It’s been no secret that the US has had AQAP leader Anwar al-Awlaki on its terror list for quite a long time. In June 2010, then-CIA Director Leon Panetta insisted that the US did not have “assassination lists,” but we did have a “terrorist list” and Awlaki’s name figured prominently on it, and despite his status as an American citizen, Panetta promised that we would treat him like anyone else on the list. First, though, we had to find him. We came close enough in 2009 and 2010 to think that we’d finished the job, only to discover later that we had missed both times.
In this case, though, the US had Awlaki in its sights for several weeks — and apparently hoped to send an even bigger message with his death, according to Jake Tapper:
Senior administration officials say that the U.S. has been targeting Awlaki for months, though in recent weeks officials were able to pin down his location.
“They were waiting for the right opportunity to get him away from any civilians,” a senior administration official tells ABC News.
In fact, there was a flurry of activity on the 10th anniversary of 9/11.
As President Obama shuttled between Shanksville, Penn., New York, NY, and the Pentagon, officials “thought they had a good opportunity to hit him,” the official says. “We waited, but it never materialized.”
It’s too bad that the opportunity didn’t arise on 9/11, which would have sent a powerful message indeed. Awlaki’s potential involvement in the 9/11 plot was noted in the 9/11 Commission report, on pages 221, 229-230, and in footnotes on pages 517 and 523. Awlaki might not be the only potential conspirator on the loose still left from the 9/11 plot, but he was perhaps the most significant. Awlaki probably figured that the US might want to strike on the anniversary as well, and kept out of sight until he thought the heat was off. Unfortunately for him, it appears he miscalculated.
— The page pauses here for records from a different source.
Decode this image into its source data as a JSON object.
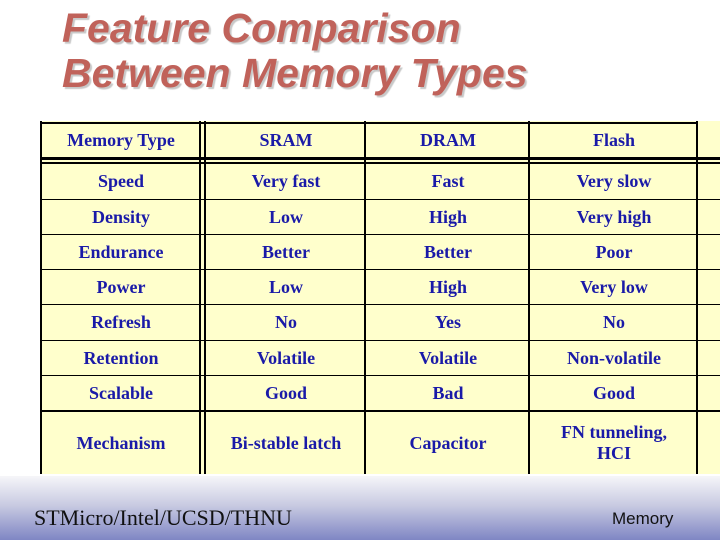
{
  "slide": {
    "title_line1": "Feature Comparison",
    "title_line2": "Between Memory Types",
    "footer_left": "STMicro/Intel/UCSD/THNU",
    "footer_right": "Memory"
  },
  "colors": {
    "title": "#c0625a",
    "table_background": "#ffffcc",
    "table_text": "#1a1aa8",
    "footer_gradient_end": "#7f86c4"
  },
  "table": {
    "headers": [
      "Memory Type",
      "SRAM",
      "DRAM",
      "Flash"
    ],
    "rows": [
      [
        "Speed",
        "Very fast",
        "Fast",
        "Very slow"
      ],
      [
        "Density",
        "Low",
        "High",
        "Very high"
      ],
      [
        "Endurance",
        "Better",
        "Better",
        "Poor"
      ],
      [
        "Power",
        "Low",
        "High",
        "Very low"
      ],
      [
        "Refresh",
        "No",
        "Yes",
        "No"
      ],
      [
        "Retention",
        "Volatile",
        "Volatile",
        "Non-volatile"
      ],
      [
        "Scalable",
        "Good",
        "Bad",
        "Good"
      ],
      [
        "Mechanism",
        "Bi-stable latch",
        "Capacitor",
        "FN tunneling, HCI"
      ]
    ]
  }
}
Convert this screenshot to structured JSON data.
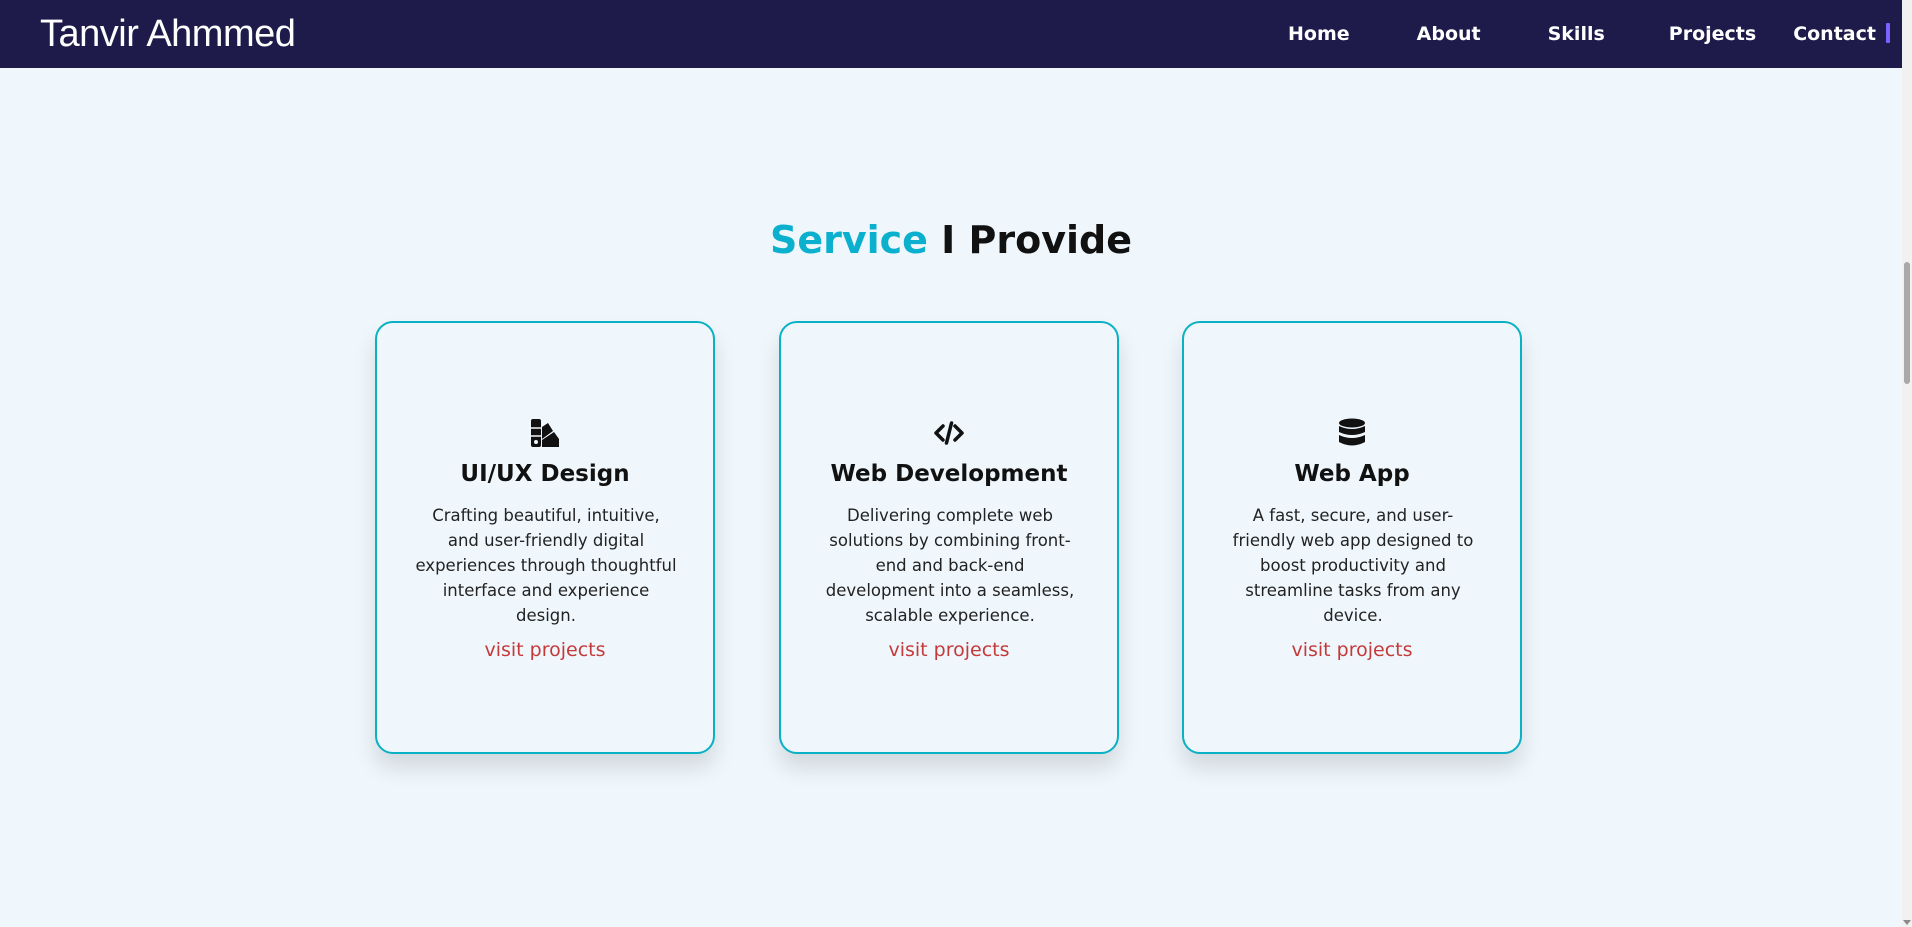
{
  "brand": {
    "name": "Tanvir Ahmmed"
  },
  "nav": {
    "items": [
      {
        "label": "Home"
      },
      {
        "label": "About"
      },
      {
        "label": "Skills"
      },
      {
        "label": "Projects"
      },
      {
        "label": "Contact"
      }
    ]
  },
  "section": {
    "title_accent": "Service",
    "title_rest": " I Provide"
  },
  "services": [
    {
      "icon": "swatchbook-icon",
      "title": "UI/UX Design",
      "description": "Crafting beautiful, intuitive, and user-friendly digital experiences through thoughtful interface and experience design.",
      "link": "visit projects"
    },
    {
      "icon": "code-icon",
      "title": "Web Development",
      "description": "Delivering complete web solutions by combining front-end and back-end development into a seamless, scalable experience.",
      "link": "visit projects"
    },
    {
      "icon": "database-icon",
      "title": "Web App",
      "description": "A fast, secure, and user-friendly web app designed to boost productivity and streamline tasks from any device.",
      "link": "visit projects"
    }
  ],
  "colors": {
    "navbar_bg": "#1e1b4b",
    "page_bg": "#eff7fc",
    "accent": "#0ab0cd",
    "card_border": "#0ab0c4",
    "link": "#c43a3a",
    "cursor": "#7b61ff"
  }
}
The Obama administration isn’t being as coy about this as I thought they might. One “senior administration official” told Tapper that this was “a great day for America.” Another told Fox’s Jennifer Griffin (via Ed Henry) that it was definitely a US strike on Awlaki’s convoy that took him out, and not an attack by Yemeni forces. I’m not sure how smart it is to broadcast that, especially considering the political trouble that the Yemeni government faces at the moment. Discretion might be the better course.
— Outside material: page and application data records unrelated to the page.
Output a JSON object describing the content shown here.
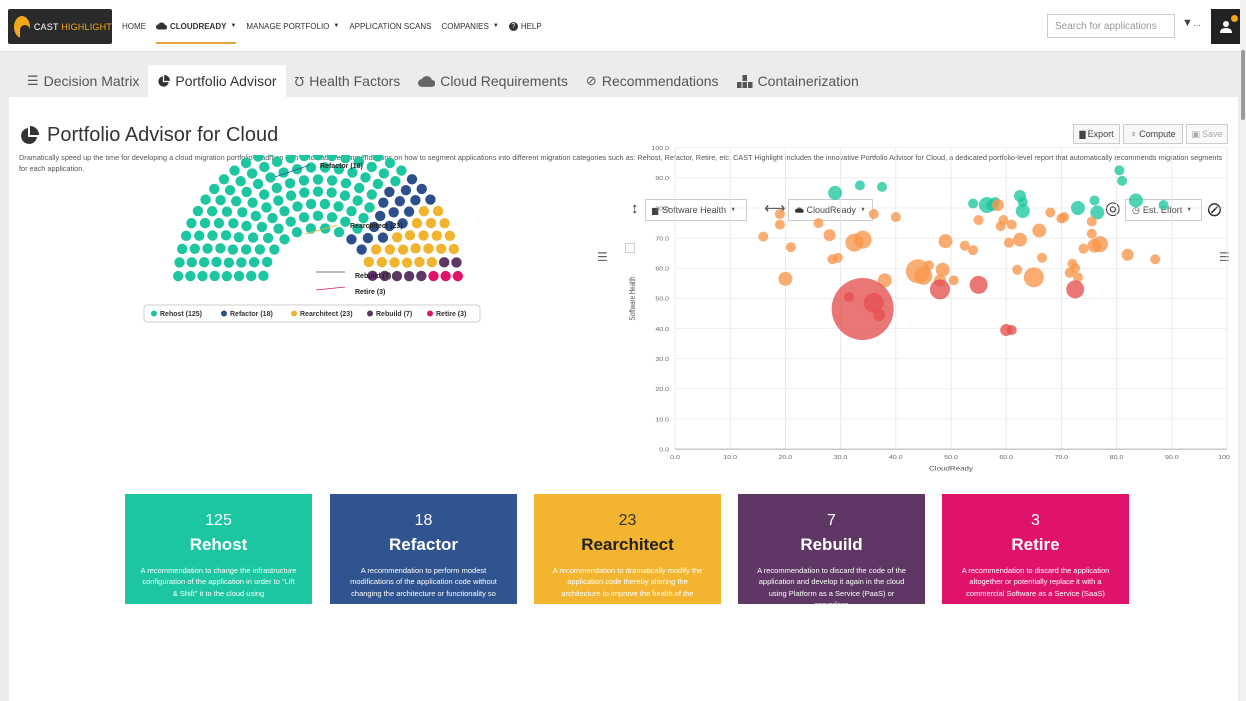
{
  "app": {
    "logo_text_a": "CAST",
    "logo_text_b": "HIGHLIGHT"
  },
  "nav": {
    "items": [
      {
        "label": "HOME",
        "dropdown": false
      },
      {
        "label": "CLOUDREADY",
        "dropdown": true,
        "active": true
      },
      {
        "label": "MANAGE PORTFOLIO",
        "dropdown": true
      },
      {
        "label": "APPLICATION SCANS",
        "dropdown": false
      },
      {
        "label": "COMPANIES",
        "dropdown": true
      },
      {
        "label": "HELP",
        "dropdown": false
      }
    ],
    "search_placeholder": "Search for applications",
    "filter_label": "…"
  },
  "tabs": [
    {
      "label": "Decision Matrix",
      "icon": "sliders-icon"
    },
    {
      "label": "Portfolio Advisor",
      "icon": "pie-icon",
      "active": true
    },
    {
      "label": "Health Factors",
      "icon": "stethoscope-icon"
    },
    {
      "label": "Cloud Requirements",
      "icon": "cloud-icon"
    },
    {
      "label": "Recommendations",
      "icon": "check-circle-icon"
    },
    {
      "label": "Containerization",
      "icon": "container-icon"
    }
  ],
  "page": {
    "title": "Portfolio Advisor for Cloud",
    "description": "Dramatically speed up the time for developing a cloud migration portfolio roadmap with automatic recommendations on how to segment applications into different migration categories such as: Rehost, Refactor, Retire, etc. CAST Highlight includes the innovative Portfolio Advisor for Cloud, a dedicated portfolio-level report that automatically recommends migration segments for each application.",
    "export_label": "Export",
    "compute_label": "Compute",
    "save_label": "Save"
  },
  "controls": {
    "y_axis_select": "Software Health",
    "x_axis_select": "CloudReady",
    "size_select": "Est. Effort"
  },
  "colors": {
    "rehost": "#1cc6a0",
    "refactor": "#2f4f8c",
    "rearchitect": "#f1b42f",
    "rebuild": "#5e3764",
    "retire": "#e0136b"
  },
  "chart_data": [
    {
      "type": "parliament",
      "series": [
        {
          "name": "Rehost",
          "label": "Rehost (125)",
          "value": 125
        },
        {
          "name": "Refactor",
          "label": "Refactor (18)",
          "value": 18
        },
        {
          "name": "Rearchitect",
          "label": "Rearchitect (23)",
          "value": 23
        },
        {
          "name": "Rebuild",
          "label": "Rebuild (7)",
          "value": 7
        },
        {
          "name": "Retire",
          "label": "Retire (3)",
          "value": 3
        }
      ],
      "legend": "bottom"
    },
    {
      "type": "scatter",
      "xlabel": "CloudReady",
      "ylabel": "Software Health",
      "xlim": [
        0,
        100
      ],
      "ylim": [
        0,
        100
      ],
      "xticks": [
        "0.0",
        "10.0",
        "20.0",
        "30.0",
        "40.0",
        "50.0",
        "60.0",
        "70.0",
        "80.0",
        "90.0",
        "100.0"
      ],
      "yticks": [
        "0.0",
        "10.0",
        "20.0",
        "30.0",
        "40.0",
        "50.0",
        "60.0",
        "70.0",
        "80.0",
        "90.0",
        "100.0"
      ],
      "grid": true,
      "series": [
        {
          "name": "Rehost",
          "points": [
            [
              29,
              85,
              7
            ],
            [
              33.5,
              87.5,
              5
            ],
            [
              37.5,
              87,
              5
            ],
            [
              54,
              81.5,
              5
            ],
            [
              56.5,
              81,
              8
            ],
            [
              57.5,
              81,
              6
            ],
            [
              58,
              82,
              5
            ],
            [
              62.5,
              84,
              6
            ],
            [
              63,
              82,
              5
            ],
            [
              63,
              79,
              7
            ],
            [
              73,
              80,
              7
            ],
            [
              76,
              82.5,
              5
            ],
            [
              76.5,
              78.5,
              7
            ],
            [
              80.5,
              92.5,
              5
            ],
            [
              81,
              89,
              5
            ],
            [
              83.5,
              82.5,
              7
            ],
            [
              88.5,
              81,
              5
            ]
          ]
        },
        {
          "name": "Rearchitect",
          "points": [
            [
              16,
              70.5,
              5
            ],
            [
              19,
              78,
              5
            ],
            [
              19,
              74.5,
              5
            ],
            [
              20,
              56.5,
              7
            ],
            [
              21,
              67,
              5
            ],
            [
              26,
              75,
              5
            ],
            [
              28,
              71,
              6
            ],
            [
              28.5,
              63,
              5
            ],
            [
              29.5,
              63.5,
              5
            ],
            [
              32.5,
              68.5,
              9
            ],
            [
              34,
              69.5,
              9
            ],
            [
              36,
              78,
              5
            ],
            [
              38,
              56,
              7
            ],
            [
              40,
              77,
              5
            ],
            [
              44,
              59,
              12
            ],
            [
              45,
              57.5,
              9
            ],
            [
              46,
              61,
              5
            ],
            [
              48,
              56,
              6
            ],
            [
              48.5,
              59.5,
              7
            ],
            [
              49,
              69,
              7
            ],
            [
              50.5,
              56,
              5
            ],
            [
              52.5,
              67.5,
              5
            ],
            [
              54,
              66,
              5
            ],
            [
              55,
              76,
              5
            ],
            [
              58.5,
              81,
              6
            ],
            [
              59,
              74,
              5
            ],
            [
              59.5,
              76,
              5
            ],
            [
              60.5,
              68.5,
              5
            ],
            [
              61,
              74.5,
              5
            ],
            [
              62,
              59.5,
              5
            ],
            [
              62.5,
              69.5,
              7
            ],
            [
              65,
              57,
              10
            ],
            [
              66,
              72.5,
              7
            ],
            [
              66.5,
              63.5,
              5
            ],
            [
              68,
              78.5,
              5
            ],
            [
              70,
              76.5,
              5
            ],
            [
              70.5,
              77,
              5
            ],
            [
              72,
              61.5,
              5
            ],
            [
              73,
              57,
              5
            ],
            [
              74,
              66.5,
              5
            ],
            [
              75.5,
              71.5,
              5
            ],
            [
              75.5,
              75.5,
              5
            ],
            [
              76,
              67.5,
              7
            ],
            [
              77,
              68,
              8
            ],
            [
              82,
              64.5,
              6
            ],
            [
              87,
              63,
              5
            ],
            [
              71.5,
              58.5,
              5
            ],
            [
              72.5,
              60,
              5
            ]
          ]
        },
        {
          "name": "Rebuild",
          "points": [
            [
              34,
              46.5,
              31
            ],
            [
              36,
              48.5,
              10
            ],
            [
              37,
              44.5,
              6
            ],
            [
              31.5,
              50.5,
              5
            ],
            [
              48,
              53,
              10
            ],
            [
              55,
              54.5,
              9
            ],
            [
              60,
              39.5,
              6
            ],
            [
              61,
              39.5,
              5
            ],
            [
              72.5,
              53,
              9
            ]
          ]
        }
      ]
    }
  ],
  "cards": [
    {
      "count": "125",
      "title": "Rehost",
      "desc": "A recommendation to change the infrastructure configuration of the application in order to \"Lift & Shift\" it to the cloud using",
      "color": "#1cc6a0"
    },
    {
      "count": "18",
      "title": "Refactor",
      "desc": "A recommendation to perform modest modifications of the application code without changing the architecture or functionality so",
      "color": "#2f548f"
    },
    {
      "count": "23",
      "title": "Rearchitect",
      "desc": "A recommendation to dramatically modify the application code thereby altering the architecture to improve the health of the",
      "color": "#f3b52f"
    },
    {
      "count": "7",
      "title": "Rebuild",
      "desc": "A recommendation to discard the code of the application and develop it again in the cloud using Platform as a Service (PaaS) or serverless",
      "color": "#5e3764"
    },
    {
      "count": "3",
      "title": "Retire",
      "desc": "A recommendation to discard the application altogether or potentially replace it with a commercial Software as a Service (SaaS)",
      "color": "#e0136b"
    }
  ]
}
Discretion might be better for Yemen, too. Besieged Yemeni president Ali Abdullah Saleh now says he won’t leave office until his political enemies are removed from their positions:
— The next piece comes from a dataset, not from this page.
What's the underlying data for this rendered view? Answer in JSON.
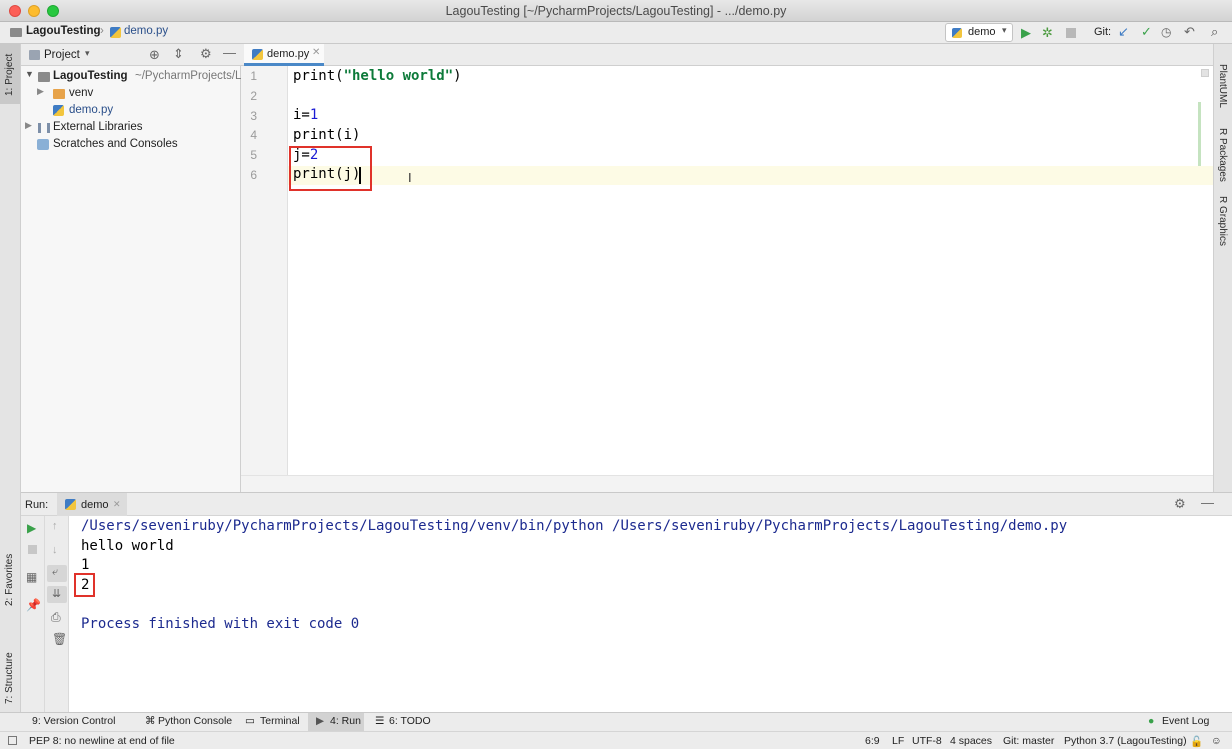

Yemeni President Ali Abdullah Saleh declared Thursday that he would not step down as long as his key rivals remain in influential positions, potentially dashing U.S. hopes for a peaceful transition of power.
Saleh also said that the United States was playing a previously unknown role in assisting Yemeni forces fighting an al-Qaeda affiliate in southern Yemen, underscoring U.S. concerns that the political vacuum here could allow Islamist militants to deepen their grip and create a haven from which to attack the United States and its allies. …
Saleh said that a political transition plan crafted by Yemen’s Persian Gulf neighbors made clear that “all elements” causing tensions in Yemen need to be removed. That meant his main rivals — Maj. Gen. Ali Mohsen al-Ahmar, who turned against Saleh and joined the nation’s now eight-month-old populist uprising, and the Ahmar clan, a powerful tribal family not related to the general — could not be allowed to run for elections or hold political office or a military command if he steps aside, Saleh said.
“Because if we transfer power and they are there, this will mean that we have given into a coup,” he said. “If we transfer power, and they are in their positions, and they are still decision-makers, this will be very dangerous. This will lead to civil war.”
Saleh’s defiant stance underscored the deepening animosities between him and his rivals, which could torpedo the gulf Arab initiative. Hamid al-Ahmar, the tribal family’s billionaire scion who has expressed interest in the presidency, wields enormous political power in the main opposition coalition, the Joint Meeting Parties. Mohsen, once Saleh’s confidant and strongest ally, still commands much of Yemen’s military and is revered by his soldiers.
In other words, Saleh wants to send a message to the US that they need him in place to continue our fight against AQAP. He may well be right, but will we be satisfied with just getting Awlaki? If so, then Saleh has more or less signed his political death warrant by revealing his (thinly veiled) connections to the US-led war against al-Qaeda in Yemen.